*What you have to do:* The entries follow. Copy every line in which "JSON" appears.

*Extracted data:*

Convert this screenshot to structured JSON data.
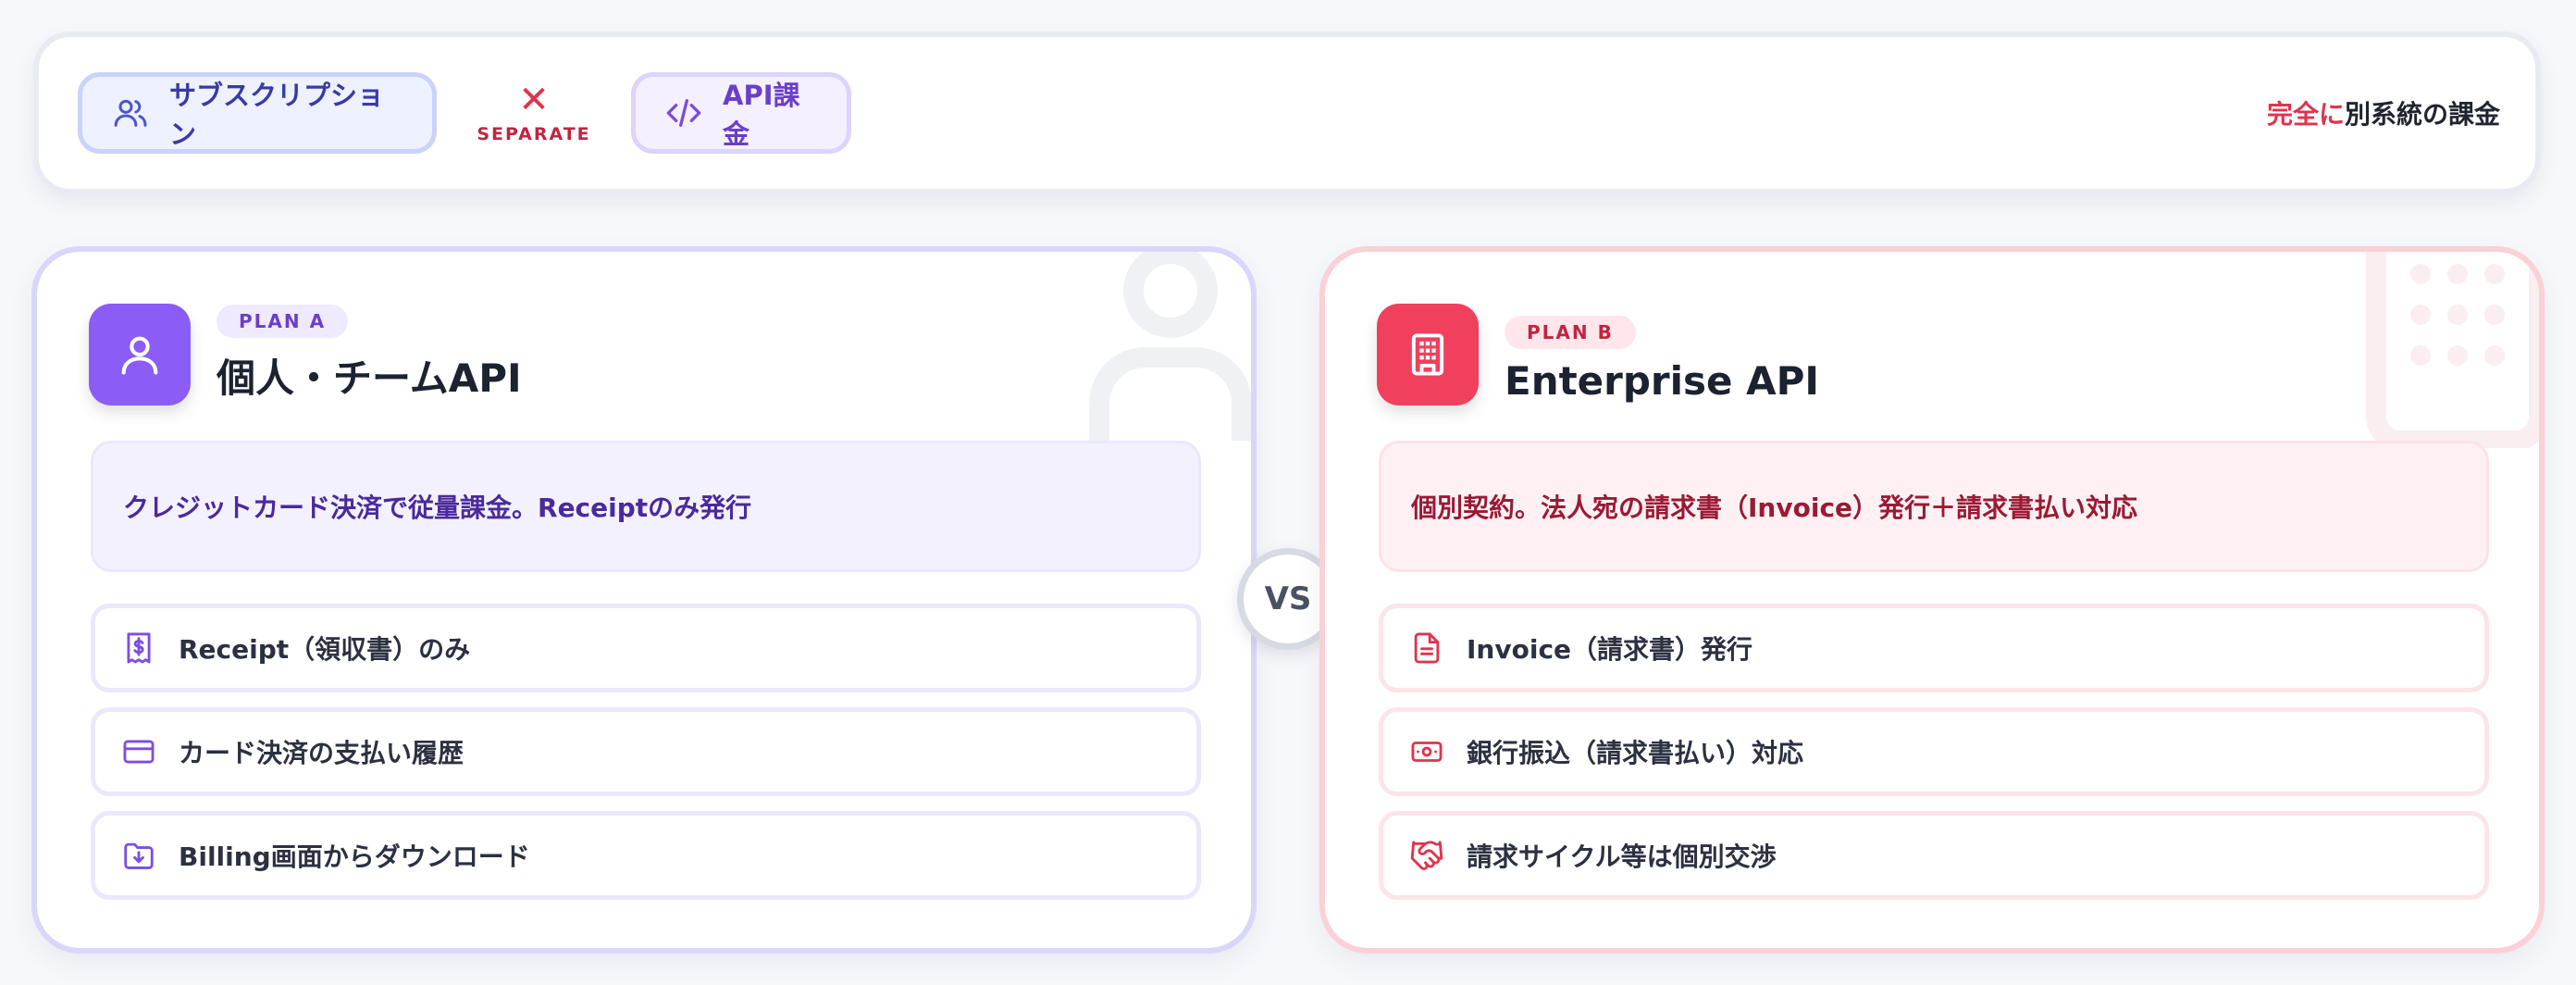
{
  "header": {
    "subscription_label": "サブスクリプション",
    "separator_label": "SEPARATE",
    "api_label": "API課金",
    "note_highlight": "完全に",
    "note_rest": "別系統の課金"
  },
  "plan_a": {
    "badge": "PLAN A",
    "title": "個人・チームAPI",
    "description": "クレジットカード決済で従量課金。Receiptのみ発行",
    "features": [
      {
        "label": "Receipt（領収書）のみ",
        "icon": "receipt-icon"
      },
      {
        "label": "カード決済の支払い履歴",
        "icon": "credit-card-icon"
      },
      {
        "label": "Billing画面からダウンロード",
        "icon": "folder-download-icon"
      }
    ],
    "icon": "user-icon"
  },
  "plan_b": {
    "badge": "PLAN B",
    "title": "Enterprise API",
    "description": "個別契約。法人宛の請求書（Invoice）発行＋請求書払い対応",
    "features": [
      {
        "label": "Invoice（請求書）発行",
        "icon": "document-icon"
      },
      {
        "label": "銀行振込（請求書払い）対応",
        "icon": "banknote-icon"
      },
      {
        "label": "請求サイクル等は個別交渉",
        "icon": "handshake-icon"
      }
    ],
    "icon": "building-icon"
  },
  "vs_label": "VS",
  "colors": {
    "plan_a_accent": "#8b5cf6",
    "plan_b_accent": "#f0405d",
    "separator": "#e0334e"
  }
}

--

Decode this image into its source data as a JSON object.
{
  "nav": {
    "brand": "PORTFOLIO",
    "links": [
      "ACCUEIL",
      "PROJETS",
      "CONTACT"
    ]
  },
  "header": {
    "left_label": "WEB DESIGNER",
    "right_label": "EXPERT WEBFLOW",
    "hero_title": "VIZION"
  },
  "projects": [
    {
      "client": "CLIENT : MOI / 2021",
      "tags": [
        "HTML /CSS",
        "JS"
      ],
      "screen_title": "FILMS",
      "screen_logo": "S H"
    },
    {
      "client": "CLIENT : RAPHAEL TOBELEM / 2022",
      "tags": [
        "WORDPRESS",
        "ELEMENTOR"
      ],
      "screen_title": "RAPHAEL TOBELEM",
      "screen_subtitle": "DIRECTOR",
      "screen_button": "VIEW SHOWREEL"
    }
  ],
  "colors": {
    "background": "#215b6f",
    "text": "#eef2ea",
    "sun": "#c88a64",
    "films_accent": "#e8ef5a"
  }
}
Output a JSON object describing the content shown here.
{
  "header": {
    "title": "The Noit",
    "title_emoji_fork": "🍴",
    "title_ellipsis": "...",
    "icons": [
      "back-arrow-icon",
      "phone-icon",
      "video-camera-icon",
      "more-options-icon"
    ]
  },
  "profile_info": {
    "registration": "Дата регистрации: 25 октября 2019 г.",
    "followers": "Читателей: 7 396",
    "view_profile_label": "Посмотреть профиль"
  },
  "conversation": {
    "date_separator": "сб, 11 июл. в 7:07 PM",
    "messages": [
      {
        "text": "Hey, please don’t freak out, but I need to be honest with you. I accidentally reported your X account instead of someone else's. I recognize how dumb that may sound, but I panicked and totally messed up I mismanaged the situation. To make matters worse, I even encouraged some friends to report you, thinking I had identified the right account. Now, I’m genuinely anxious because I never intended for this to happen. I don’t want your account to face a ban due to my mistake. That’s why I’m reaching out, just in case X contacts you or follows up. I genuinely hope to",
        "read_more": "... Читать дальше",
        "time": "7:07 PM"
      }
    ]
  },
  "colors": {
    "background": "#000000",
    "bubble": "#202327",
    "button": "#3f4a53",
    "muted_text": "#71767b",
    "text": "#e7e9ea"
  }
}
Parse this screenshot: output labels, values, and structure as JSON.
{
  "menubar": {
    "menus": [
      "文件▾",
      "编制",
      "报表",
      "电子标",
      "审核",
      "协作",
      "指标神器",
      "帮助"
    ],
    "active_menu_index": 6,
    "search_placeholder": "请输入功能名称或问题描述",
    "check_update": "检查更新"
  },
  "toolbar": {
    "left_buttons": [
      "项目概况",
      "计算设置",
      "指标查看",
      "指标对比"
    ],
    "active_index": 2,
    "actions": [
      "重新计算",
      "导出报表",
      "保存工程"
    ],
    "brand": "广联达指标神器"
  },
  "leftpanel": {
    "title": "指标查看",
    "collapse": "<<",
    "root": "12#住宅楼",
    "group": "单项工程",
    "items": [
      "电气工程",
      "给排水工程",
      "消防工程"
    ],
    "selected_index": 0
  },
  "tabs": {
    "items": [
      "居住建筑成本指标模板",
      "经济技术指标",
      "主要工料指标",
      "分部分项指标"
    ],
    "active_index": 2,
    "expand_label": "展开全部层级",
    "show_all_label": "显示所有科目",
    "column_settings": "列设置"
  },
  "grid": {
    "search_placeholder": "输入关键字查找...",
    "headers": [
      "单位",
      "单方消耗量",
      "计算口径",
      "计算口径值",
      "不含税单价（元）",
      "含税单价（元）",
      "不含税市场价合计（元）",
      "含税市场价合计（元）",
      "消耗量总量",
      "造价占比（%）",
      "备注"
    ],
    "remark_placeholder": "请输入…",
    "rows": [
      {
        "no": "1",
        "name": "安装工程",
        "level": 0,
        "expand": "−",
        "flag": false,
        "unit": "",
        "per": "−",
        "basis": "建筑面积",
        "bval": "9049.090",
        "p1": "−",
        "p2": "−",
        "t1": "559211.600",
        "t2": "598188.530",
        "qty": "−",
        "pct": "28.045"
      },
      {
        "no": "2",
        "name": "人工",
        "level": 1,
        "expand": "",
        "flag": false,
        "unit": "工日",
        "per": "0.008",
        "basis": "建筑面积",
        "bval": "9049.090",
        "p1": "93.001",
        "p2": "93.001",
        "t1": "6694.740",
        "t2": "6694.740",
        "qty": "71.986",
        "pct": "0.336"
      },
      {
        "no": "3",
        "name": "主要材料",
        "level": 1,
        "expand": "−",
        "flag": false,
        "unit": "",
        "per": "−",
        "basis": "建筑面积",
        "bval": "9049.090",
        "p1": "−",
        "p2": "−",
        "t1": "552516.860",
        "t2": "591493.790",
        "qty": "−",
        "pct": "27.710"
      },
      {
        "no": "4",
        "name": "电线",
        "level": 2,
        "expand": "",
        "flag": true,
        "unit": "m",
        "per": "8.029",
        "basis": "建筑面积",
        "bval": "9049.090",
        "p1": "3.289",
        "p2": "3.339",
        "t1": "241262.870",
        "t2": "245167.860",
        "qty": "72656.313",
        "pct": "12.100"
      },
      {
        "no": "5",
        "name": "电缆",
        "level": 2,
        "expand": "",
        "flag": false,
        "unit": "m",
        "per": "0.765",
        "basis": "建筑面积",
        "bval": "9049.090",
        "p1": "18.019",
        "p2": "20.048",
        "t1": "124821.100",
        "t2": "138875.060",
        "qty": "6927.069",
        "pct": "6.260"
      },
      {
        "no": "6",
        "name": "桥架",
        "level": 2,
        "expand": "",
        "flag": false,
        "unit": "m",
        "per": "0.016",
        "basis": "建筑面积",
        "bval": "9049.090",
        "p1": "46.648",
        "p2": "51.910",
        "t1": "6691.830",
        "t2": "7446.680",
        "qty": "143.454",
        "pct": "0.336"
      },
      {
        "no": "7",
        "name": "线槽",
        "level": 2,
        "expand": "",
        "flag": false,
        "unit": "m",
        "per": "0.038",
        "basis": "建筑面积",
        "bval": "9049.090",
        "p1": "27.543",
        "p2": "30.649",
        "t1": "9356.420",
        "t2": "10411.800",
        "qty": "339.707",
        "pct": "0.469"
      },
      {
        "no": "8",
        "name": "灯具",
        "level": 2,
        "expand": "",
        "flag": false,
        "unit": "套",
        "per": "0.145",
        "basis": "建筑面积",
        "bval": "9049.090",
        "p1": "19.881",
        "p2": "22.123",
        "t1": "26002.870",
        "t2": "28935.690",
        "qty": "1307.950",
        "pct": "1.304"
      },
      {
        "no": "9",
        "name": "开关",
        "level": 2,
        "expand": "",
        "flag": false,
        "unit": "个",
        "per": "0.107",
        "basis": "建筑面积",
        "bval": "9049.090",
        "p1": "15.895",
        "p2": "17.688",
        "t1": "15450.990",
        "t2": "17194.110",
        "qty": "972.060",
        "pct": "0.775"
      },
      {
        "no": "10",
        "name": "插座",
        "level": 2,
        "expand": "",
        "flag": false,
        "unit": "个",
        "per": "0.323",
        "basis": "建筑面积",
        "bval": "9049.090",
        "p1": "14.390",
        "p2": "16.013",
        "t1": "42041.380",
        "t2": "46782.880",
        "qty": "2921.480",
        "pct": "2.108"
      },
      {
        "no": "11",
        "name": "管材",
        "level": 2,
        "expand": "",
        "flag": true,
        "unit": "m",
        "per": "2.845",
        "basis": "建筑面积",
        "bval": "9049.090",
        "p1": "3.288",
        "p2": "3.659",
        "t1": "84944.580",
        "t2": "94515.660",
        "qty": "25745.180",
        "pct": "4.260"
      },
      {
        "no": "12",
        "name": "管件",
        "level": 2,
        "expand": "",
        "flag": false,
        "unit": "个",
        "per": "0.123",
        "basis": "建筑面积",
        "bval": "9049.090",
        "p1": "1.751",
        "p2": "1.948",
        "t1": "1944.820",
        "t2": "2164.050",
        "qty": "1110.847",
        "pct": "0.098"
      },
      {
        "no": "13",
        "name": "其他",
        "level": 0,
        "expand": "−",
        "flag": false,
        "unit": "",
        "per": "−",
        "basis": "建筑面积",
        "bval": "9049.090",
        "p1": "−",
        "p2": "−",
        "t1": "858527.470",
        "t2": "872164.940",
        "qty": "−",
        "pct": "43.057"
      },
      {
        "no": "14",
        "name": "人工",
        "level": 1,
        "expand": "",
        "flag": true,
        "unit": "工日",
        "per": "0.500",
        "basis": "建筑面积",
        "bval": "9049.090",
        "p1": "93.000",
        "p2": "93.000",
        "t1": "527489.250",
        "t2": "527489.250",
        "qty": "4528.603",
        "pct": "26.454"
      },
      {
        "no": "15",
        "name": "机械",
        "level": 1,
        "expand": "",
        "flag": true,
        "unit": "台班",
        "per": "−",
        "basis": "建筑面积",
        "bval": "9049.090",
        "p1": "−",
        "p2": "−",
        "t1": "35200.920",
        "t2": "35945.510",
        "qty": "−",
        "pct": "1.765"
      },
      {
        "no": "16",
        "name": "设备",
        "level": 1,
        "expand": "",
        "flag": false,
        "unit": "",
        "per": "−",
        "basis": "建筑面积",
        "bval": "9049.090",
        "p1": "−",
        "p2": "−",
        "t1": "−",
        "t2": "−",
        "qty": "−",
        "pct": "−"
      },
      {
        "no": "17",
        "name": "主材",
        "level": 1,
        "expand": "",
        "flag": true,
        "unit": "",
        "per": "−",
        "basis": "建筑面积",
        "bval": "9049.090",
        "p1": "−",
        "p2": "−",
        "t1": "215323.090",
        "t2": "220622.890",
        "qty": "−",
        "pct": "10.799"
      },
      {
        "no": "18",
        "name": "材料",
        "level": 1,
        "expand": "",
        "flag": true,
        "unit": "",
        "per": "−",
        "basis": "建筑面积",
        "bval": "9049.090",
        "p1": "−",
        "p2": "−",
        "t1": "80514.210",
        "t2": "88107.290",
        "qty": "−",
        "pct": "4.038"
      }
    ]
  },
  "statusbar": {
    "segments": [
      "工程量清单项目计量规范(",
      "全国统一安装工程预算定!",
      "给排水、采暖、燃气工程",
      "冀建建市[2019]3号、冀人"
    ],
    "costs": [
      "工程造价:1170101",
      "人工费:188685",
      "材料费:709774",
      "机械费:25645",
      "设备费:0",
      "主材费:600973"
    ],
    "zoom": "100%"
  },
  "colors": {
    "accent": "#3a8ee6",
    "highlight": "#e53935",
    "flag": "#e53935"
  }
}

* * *

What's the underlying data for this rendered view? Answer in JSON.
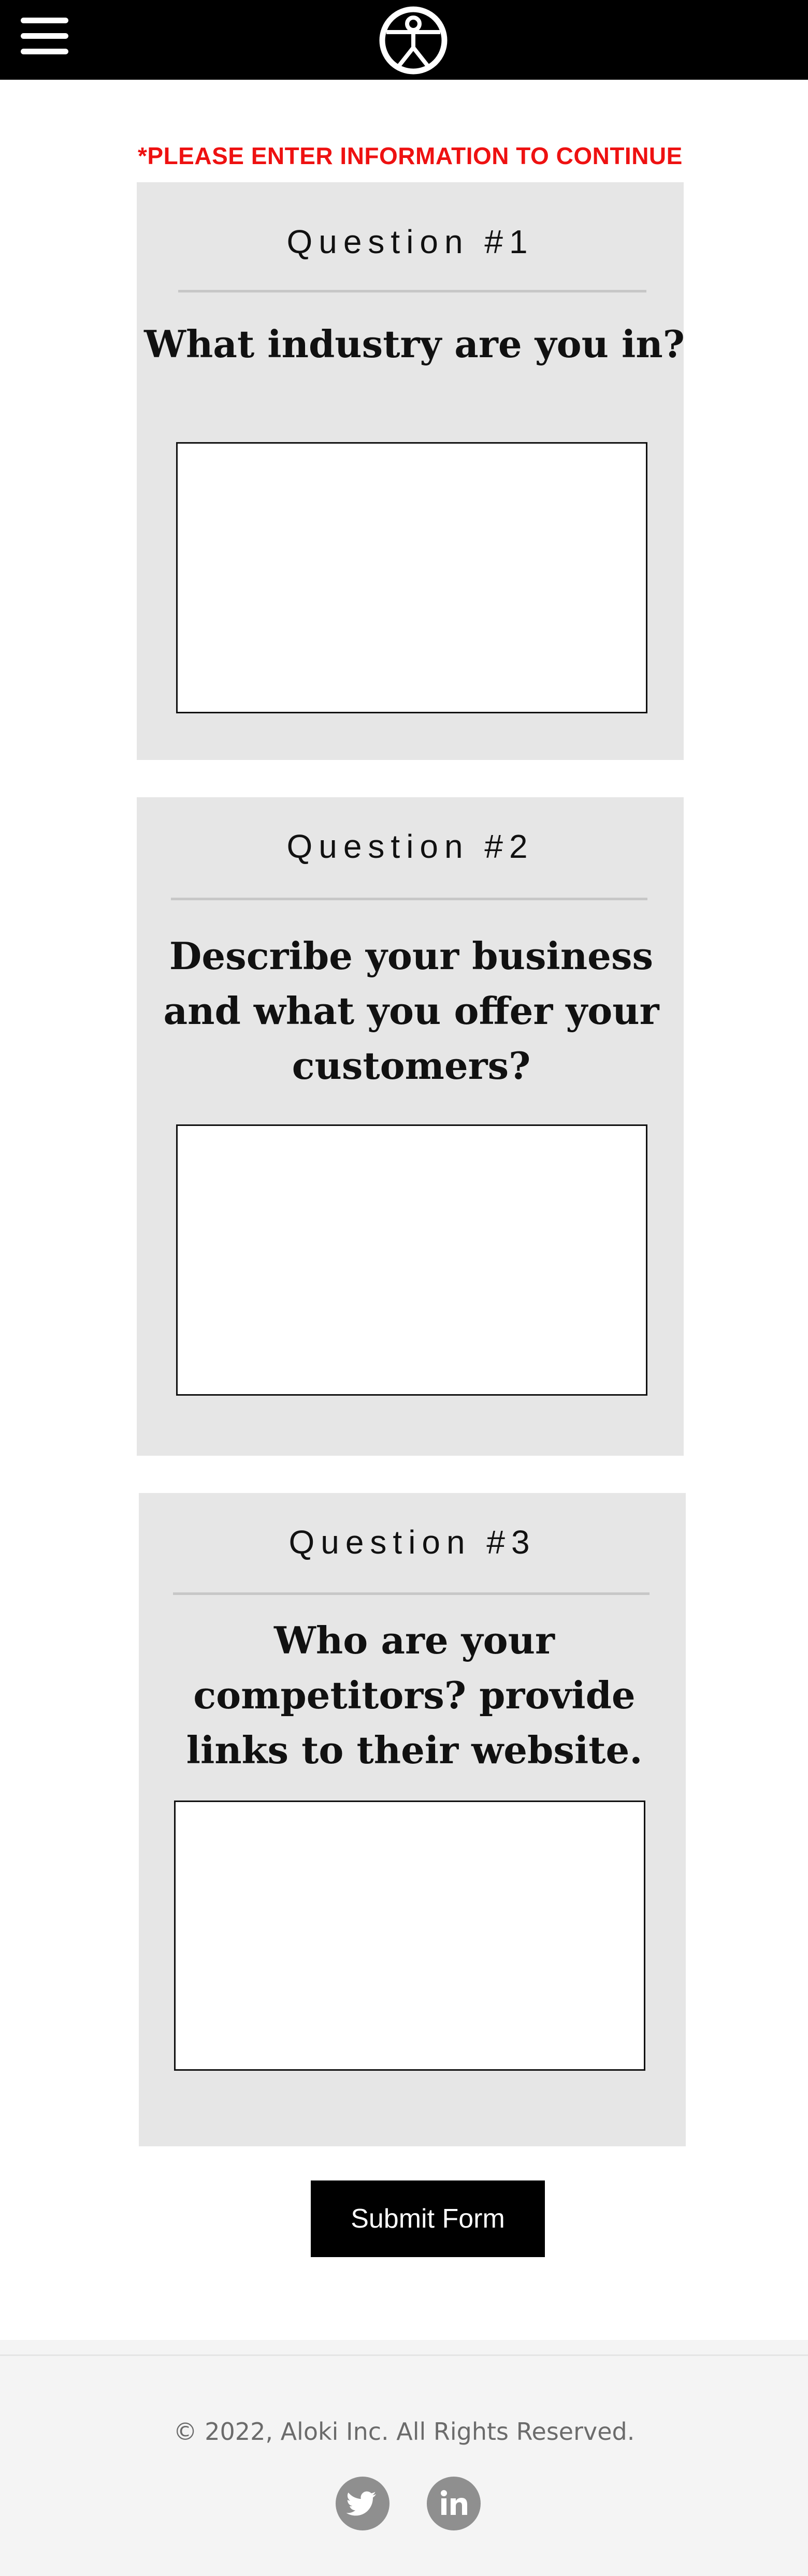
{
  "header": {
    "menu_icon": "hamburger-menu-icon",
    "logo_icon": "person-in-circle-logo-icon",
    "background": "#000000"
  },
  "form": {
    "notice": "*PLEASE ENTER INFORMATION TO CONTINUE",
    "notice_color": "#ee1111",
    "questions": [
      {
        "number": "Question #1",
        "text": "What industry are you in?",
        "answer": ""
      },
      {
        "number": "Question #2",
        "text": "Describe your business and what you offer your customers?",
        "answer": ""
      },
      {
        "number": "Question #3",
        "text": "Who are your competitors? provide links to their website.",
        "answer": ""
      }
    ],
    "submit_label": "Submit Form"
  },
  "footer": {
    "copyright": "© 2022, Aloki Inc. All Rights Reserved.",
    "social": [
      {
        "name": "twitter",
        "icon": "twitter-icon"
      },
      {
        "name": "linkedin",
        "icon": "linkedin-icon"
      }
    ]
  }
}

*The answer:*
Convert this screenshot to structured JSON data.
Decode this image into its source data as a JSON object.
Output a JSON object describing the content shown here.
Parse this screenshot: output labels, values, and structure as JSON.
What's the underlying data for this rendered view? Answer in JSON.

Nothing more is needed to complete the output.